What to work on
The answer must be an exact restatement of all the data.

Segment Start: Material provided

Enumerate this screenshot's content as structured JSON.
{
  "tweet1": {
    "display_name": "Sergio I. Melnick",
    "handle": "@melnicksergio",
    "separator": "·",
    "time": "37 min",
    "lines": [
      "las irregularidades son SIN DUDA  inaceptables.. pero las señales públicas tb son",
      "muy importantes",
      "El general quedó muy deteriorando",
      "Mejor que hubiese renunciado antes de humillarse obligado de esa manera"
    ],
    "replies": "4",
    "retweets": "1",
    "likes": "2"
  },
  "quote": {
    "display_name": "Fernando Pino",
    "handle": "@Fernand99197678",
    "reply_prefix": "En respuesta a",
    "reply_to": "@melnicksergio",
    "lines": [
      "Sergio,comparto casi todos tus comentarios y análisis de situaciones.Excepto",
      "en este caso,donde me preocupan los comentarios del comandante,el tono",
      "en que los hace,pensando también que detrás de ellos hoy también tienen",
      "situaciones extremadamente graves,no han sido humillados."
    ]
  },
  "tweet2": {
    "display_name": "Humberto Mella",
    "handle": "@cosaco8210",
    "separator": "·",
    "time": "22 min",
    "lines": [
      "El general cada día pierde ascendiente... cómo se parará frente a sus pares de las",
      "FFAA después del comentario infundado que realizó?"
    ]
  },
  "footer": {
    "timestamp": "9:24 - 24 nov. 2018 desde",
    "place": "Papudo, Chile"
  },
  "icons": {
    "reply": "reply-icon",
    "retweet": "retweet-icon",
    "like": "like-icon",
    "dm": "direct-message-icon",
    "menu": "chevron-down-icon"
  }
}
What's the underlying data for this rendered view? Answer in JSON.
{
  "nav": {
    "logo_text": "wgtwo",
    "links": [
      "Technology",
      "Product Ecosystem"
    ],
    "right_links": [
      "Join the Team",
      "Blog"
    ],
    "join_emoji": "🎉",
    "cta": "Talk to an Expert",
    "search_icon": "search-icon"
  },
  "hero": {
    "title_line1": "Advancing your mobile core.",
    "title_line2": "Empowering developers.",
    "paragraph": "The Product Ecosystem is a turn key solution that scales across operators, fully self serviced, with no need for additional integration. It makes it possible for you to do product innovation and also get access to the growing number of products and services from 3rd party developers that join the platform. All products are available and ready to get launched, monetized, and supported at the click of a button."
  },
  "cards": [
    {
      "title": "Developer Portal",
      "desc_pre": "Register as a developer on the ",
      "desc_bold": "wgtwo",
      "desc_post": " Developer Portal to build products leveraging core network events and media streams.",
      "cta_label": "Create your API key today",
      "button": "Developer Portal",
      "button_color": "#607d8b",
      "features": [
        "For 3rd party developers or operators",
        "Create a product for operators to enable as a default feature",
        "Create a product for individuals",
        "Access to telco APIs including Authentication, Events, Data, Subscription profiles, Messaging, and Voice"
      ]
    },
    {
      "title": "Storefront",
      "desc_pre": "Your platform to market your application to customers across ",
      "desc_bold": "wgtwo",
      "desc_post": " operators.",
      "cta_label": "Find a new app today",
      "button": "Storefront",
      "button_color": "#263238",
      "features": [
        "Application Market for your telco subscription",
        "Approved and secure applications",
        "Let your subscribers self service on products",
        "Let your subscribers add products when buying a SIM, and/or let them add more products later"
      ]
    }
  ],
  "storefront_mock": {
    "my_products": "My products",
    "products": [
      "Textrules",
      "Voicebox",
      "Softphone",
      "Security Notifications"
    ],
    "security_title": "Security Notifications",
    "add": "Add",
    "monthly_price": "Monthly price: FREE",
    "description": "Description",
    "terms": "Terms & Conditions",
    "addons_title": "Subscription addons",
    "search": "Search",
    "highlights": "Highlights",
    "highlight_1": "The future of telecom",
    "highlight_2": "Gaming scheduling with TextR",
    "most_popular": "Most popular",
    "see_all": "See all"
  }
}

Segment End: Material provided

Solution below
Enumerate this screenshot's content as structured JSON.
{
  "tweet1": {
    "display_name": "Sergio I. Melnick",
    "handle": "@melnicksergio",
    "separator": "·",
    "time": "37 min",
    "lines": [
      "las irregularidades son SIN DUDA  inaceptables.. pero las señales públicas tb son",
      "muy importantes",
      "El general quedó muy deteriorando",
      "Mejor que hubiese renunciado antes de humillarse obligado de esa manera"
    ],
    "replies": "4",
    "retweets": "1",
    "likes": "2"
  },
  "quote": {
    "display_name": "Fernando Pino",
    "handle": "@Fernand99197678",
    "reply_prefix": "En respuesta a",
    "reply_to": "@melnicksergio",
    "lines": [
      "Sergio,comparto casi todos tus comentarios y análisis de situaciones.Excepto",
      "en este caso,donde me preocupan los comentarios del comandante,el tono",
      "en que los hace,pensando también que detrás de ellos hoy también tienen",
      "situaciones extremadamente graves,no han sido humillados."
    ]
  },
  "tweet2": {
    "display_name": "Humberto Mella",
    "handle": "@cosaco8210",
    "separator": "·",
    "time": "22 min",
    "lines": [
      "El general cada día pierde ascendiente... cómo se parará frente a sus pares de las",
      "FFAA después del comentario infundado que realizó?"
    ]
  },
  "footer": {
    "timestamp": "9:24 - 24 nov. 2018 desde",
    "place": "Papudo, Chile"
  },
  "icons": {
    "reply": "reply-icon",
    "retweet": "retweet-icon",
    "like": "like-icon",
    "dm": "direct-message-icon",
    "menu": "chevron-down-icon"
  }
}
What's the underlying data for this rendered view? Answer in JSON.
{
  "nav": {
    "logo_text": "wgtwo",
    "links": [
      "Technology",
      "Product Ecosystem"
    ],
    "right_links": [
      "Join the Team",
      "Blog"
    ],
    "join_emoji": "🎉",
    "cta": "Talk to an Expert",
    "search_icon": "search-icon"
  },
  "hero": {
    "title_line1": "Advancing your mobile core.",
    "title_line2": "Empowering developers.",
    "paragraph": "The Product Ecosystem is a turn key solution that scales across operators, fully self serviced, with no need for additional integration. It makes it possible for you to do product innovation and also get access to the growing number of products and services from 3rd party developers that join the platform. All products are available and ready to get launched, monetized, and supported at the click of a button."
  },
  "cards": [
    {
      "title": "Developer Portal",
      "desc_pre": "Register as a developer on the ",
      "desc_bold": "wgtwo",
      "desc_post": " Developer Portal to build products leveraging core network events and media streams.",
      "cta_label": "Create your API key today",
      "button": "Developer Portal",
      "button_color": "#607d8b",
      "features": [
        "For 3rd party developers or operators",
        "Create a product for operators to enable as a default feature",
        "Create a product for individuals",
        "Access to telco APIs including Authentication, Events, Data, Subscription profiles, Messaging, and Voice"
      ]
    },
    {
      "title": "Storefront",
      "desc_pre": "Your platform to market your application to customers across ",
      "desc_bold": "wgtwo",
      "desc_post": " operators.",
      "cta_label": "Find a new app today",
      "button": "Storefront",
      "button_color": "#263238",
      "features": [
        "Application Market for your telco subscription",
        "Approved and secure applications",
        "Let your subscribers self service on products",
        "Let your subscribers add products when buying a SIM, and/or let them add more products later"
      ]
    }
  ],
  "storefront_mock": {
    "my_products": "My products",
    "products": [
      "Textrules",
      "Voicebox",
      "Softphone",
      "Security Notifications"
    ],
    "security_title": "Security Notifications",
    "add": "Add",
    "monthly_price": "Monthly price: FREE",
    "description": "Description",
    "terms": "Terms & Conditions",
    "addons_title": "Subscription addons",
    "search": "Search",
    "highlights": "Highlights",
    "highlight_1": "The future of telecom",
    "highlight_2": "Gaming scheduling with TextR",
    "most_popular": "Most popular",
    "see_all": "See all"
  }
}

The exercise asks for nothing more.